To me, running, especially running in an event, is all about people.
Think about it:
-The hundreds of people running alongside you – and the current of quiet motivation that flows with them.
-The friend running with you – whether you’ve known them for 5 years, or met them 5km in – the camaraderie is the same.
-The massive support crew - handing off water, Gatorade, or gels as you haul along
-The crowd – bringing moments of effortless energy as you see and hear them cheer
-Those “back home” - they may think you’re crazy, they care to hear of your experience.
-YOU, as in ME, as in SELF – proud but not puffed up, disciplined in caring for yourself with planning, training, nutrition, sleep, rest, all the race prep items and finally, the run itself: one step at a time, one foot in front of the other; the gradual push, the constant fueling; the mental fortitude, the perseverance; through the pain, through each drop of sweat and rain; fighting to believe in yourself, from start to finish.
Monday, May 03, 2010
On every street corner, you're going to find people who are "experts" in something - and it seems that more and more of them are talking out of their backsides, and actually have no idea. In fact, these people are usually individuals who have, through some series of events, found themselves to be successful in some sort of venture (financial, athletic, etc), which may be the result of natural talent, some hard work or, quite frankly, luck. But whatever it is that got them there, these "experts" usually turn around and start preaching their "system" as the be-all and end-all approach.
But here's the rub - they may not always be right. Or worse, they may actually be wrong. There's always the possibility that, if they'd done something a different way, their natural talent would have gotten them there even faster. Or alternatively, that they accomplished something to a lesser degree than they could have if they'd followed a different system.
In my experience, I've found that anyone who calls themselves an "expert" - is usually the farthest thing from it. Personally? I prefer to learn from "teachers".
"Teachers" are not infallible - and they know it. Teachers have their own mentors, and continue to be "students of the game" - still involved with what they're teaching, always listening to alternative ideas, examining different approaches, and seeking others' opinions in an effort to advance their own knowledge and experience. As well - they speak with humility, and a recognition of their limits - thereby making what they are teaching you that much more valuable.

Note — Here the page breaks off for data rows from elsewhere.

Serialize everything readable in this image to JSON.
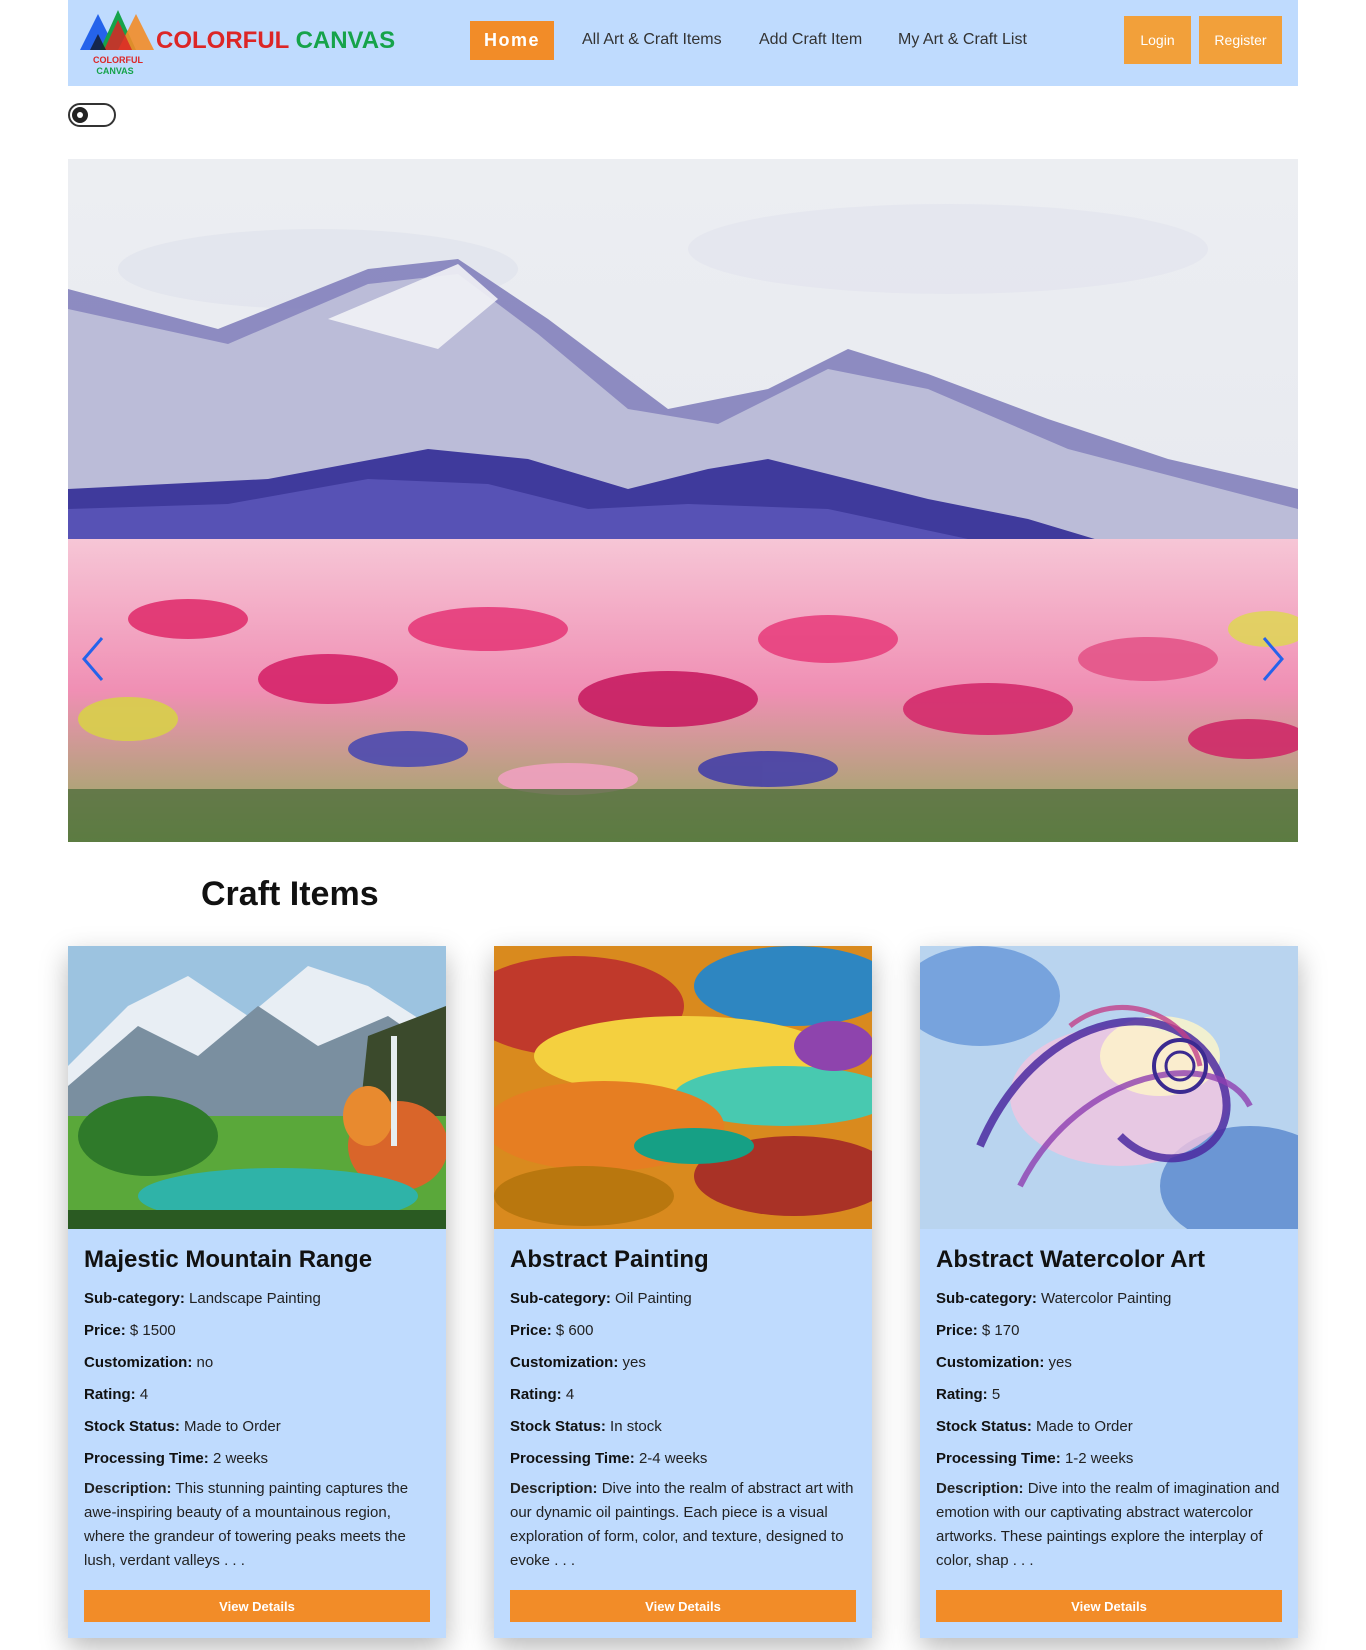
{
  "brand": {
    "part1": "COLORFUL",
    "part2": "CANVAS",
    "logo_text_1": "COLORFUL",
    "logo_text_2": "CANVAS"
  },
  "nav": {
    "home": "Home",
    "links": [
      "All Art & Craft Items",
      "Add Craft Item",
      "My Art & Craft List"
    ],
    "login": "Login",
    "register": "Register"
  },
  "theme_toggle": {
    "icon": "gear-icon",
    "state": "off"
  },
  "hero": {
    "image": "watercolor mountains with flower meadow",
    "prev_icon": "chevron-left-icon",
    "next_icon": "chevron-right-icon"
  },
  "section": {
    "title": "Craft Items"
  },
  "labels": {
    "subcategory": "Sub-category:",
    "price": "Price:",
    "customization": "Customization:",
    "rating": "Rating:",
    "stock": "Stock Status:",
    "processing": "Processing Time:",
    "description": "Description:"
  },
  "cards": [
    {
      "title": "Majestic Mountain Range",
      "subcategory": "Landscape Painting",
      "price": "$ 1500",
      "customization": "no",
      "rating": "4",
      "stock": "Made to Order",
      "processing": "2 weeks",
      "description": "This stunning painting captures the awe-inspiring beauty of a mountainous region, where the grandeur of towering peaks meets the lush, verdant valleys . . .",
      "button": "View Details"
    },
    {
      "title": "Abstract Painting",
      "subcategory": "Oil Painting",
      "price": "$ 600",
      "customization": "yes",
      "rating": "4",
      "stock": "In stock",
      "processing": "2-4 weeks",
      "description": "Dive into the realm of abstract art with our dynamic oil paintings. Each piece is a visual exploration of form, color, and texture, designed to evoke . . .",
      "button": "View Details"
    },
    {
      "title": "Abstract Watercolor Art",
      "subcategory": "Watercolor Painting",
      "price": "$ 170",
      "customization": "yes",
      "rating": "5",
      "stock": "Made to Order",
      "processing": "1-2 weeks",
      "description": "Dive into the realm of imagination and emotion with our captivating abstract watercolor artworks. These paintings explore the interplay of color, shap . . .",
      "button": "View Details"
    }
  ],
  "colors": {
    "navbar": "#bfdbfe",
    "accent": "#f28c28",
    "card_bg": "#bfdbfe"
  }
}
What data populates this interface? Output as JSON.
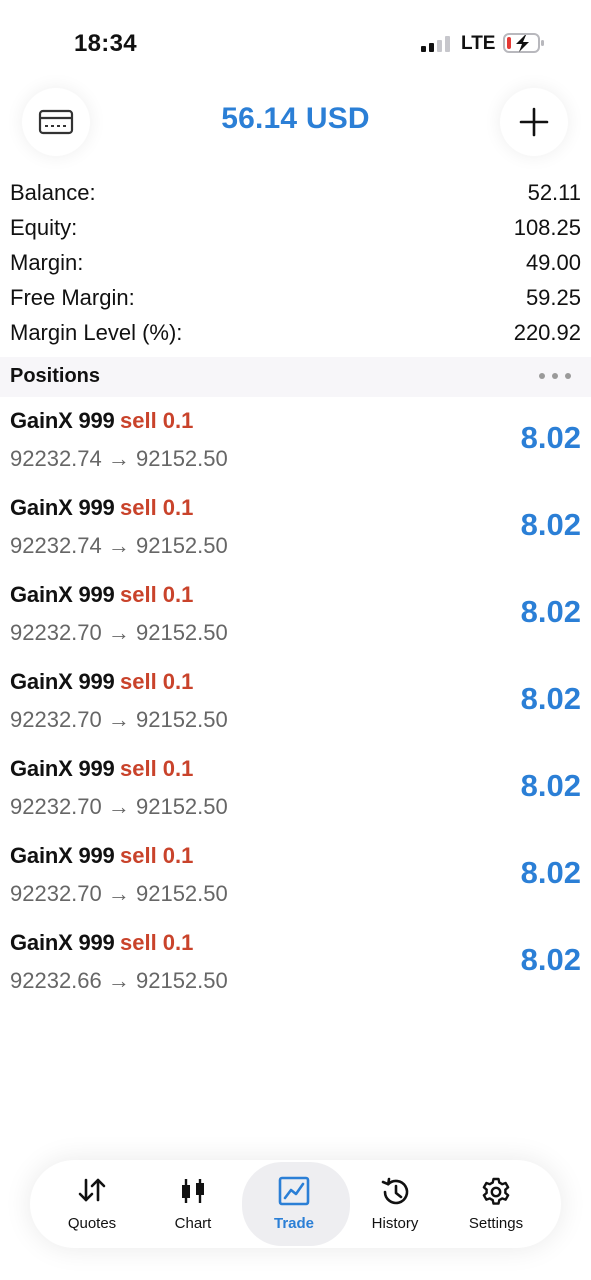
{
  "status_bar": {
    "time": "18:34",
    "network": "LTE"
  },
  "header": {
    "title": "56.14 USD"
  },
  "account": [
    {
      "label": "Balance:",
      "value": "52.11"
    },
    {
      "label": "Equity:",
      "value": "108.25"
    },
    {
      "label": "Margin:",
      "value": "49.00"
    },
    {
      "label": "Free Margin:",
      "value": "59.25"
    },
    {
      "label": "Margin Level (%):",
      "value": "220.92"
    }
  ],
  "positions": {
    "title": "Positions",
    "items": [
      {
        "symbol": "GainX 999",
        "side": "sell 0.1",
        "prices": "92232.74 → 92152.50",
        "profit": "8.02"
      },
      {
        "symbol": "GainX 999",
        "side": "sell 0.1",
        "prices": "92232.74 → 92152.50",
        "profit": "8.02"
      },
      {
        "symbol": "GainX 999",
        "side": "sell 0.1",
        "prices": "92232.70 → 92152.50",
        "profit": "8.02"
      },
      {
        "symbol": "GainX 999",
        "side": "sell 0.1",
        "prices": "92232.70 → 92152.50",
        "profit": "8.02"
      },
      {
        "symbol": "GainX 999",
        "side": "sell 0.1",
        "prices": "92232.70 → 92152.50",
        "profit": "8.02"
      },
      {
        "symbol": "GainX 999",
        "side": "sell 0.1",
        "prices": "92232.70 → 92152.50",
        "profit": "8.02"
      },
      {
        "symbol": "GainX 999",
        "side": "sell 0.1",
        "prices": "92232.66 → 92152.50",
        "profit": "8.02"
      }
    ]
  },
  "tabs": [
    {
      "label": "Quotes",
      "icon": "quotes-icon"
    },
    {
      "label": "Chart",
      "icon": "chart-icon"
    },
    {
      "label": "Trade",
      "icon": "trade-icon",
      "active": true
    },
    {
      "label": "History",
      "icon": "history-icon"
    },
    {
      "label": "Settings",
      "icon": "settings-icon"
    }
  ],
  "colors": {
    "accent": "#2b7fd6",
    "sell": "#c9432b",
    "muted": "#666666",
    "battery_low": "#e53935"
  }
}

It is because of this that I try to enter every situation, every conversation and every debate with as open a mind as possible - because even if I vehemently disagree with the other opinion, there is always something to be learned.
The last thing I ever want to be is an "expert" - but every day, I try to learn how to be a better teacher.
Sunday, May 02, 2010
hardest word in the world is change. change requires the intelligence to alter a course of action, behavior or habit before it reaches the point of no return. we see daily examples of people conditioned & content to repeat the same behaviors, habits and practices while expecting a different outcome.
there will not be a different outcome.
running away leads us to the same PONR…. somewhere else. blaming leads to the same PONR….. someone else. managing the symptom vs. addressing the source is nothing more than a pee break, gas up and snickers bar before we get right back on the road to no return……something else.
if you’re ever wondering “why is this happening to me?” it’s likely directly related to your inability to understand, embrace and /or create change.
change is defined by actions like vision, confidence, thinking, planning, acceptance & patience all of which are counter intuitive to the actions we advocate; chaos, dependency, reaction, impatience & intolerance. each day we perpetuate the latter is a day we inch closer to the gravity & reality of the consequences of our poor decision making.
there are a minority who realize the spoken words. those who realize the severity of the existing climate. those who see the cliff at the end of the road to no return many are rushing to drive off . that minority will always have an abundance of options vs. only two…
change or die.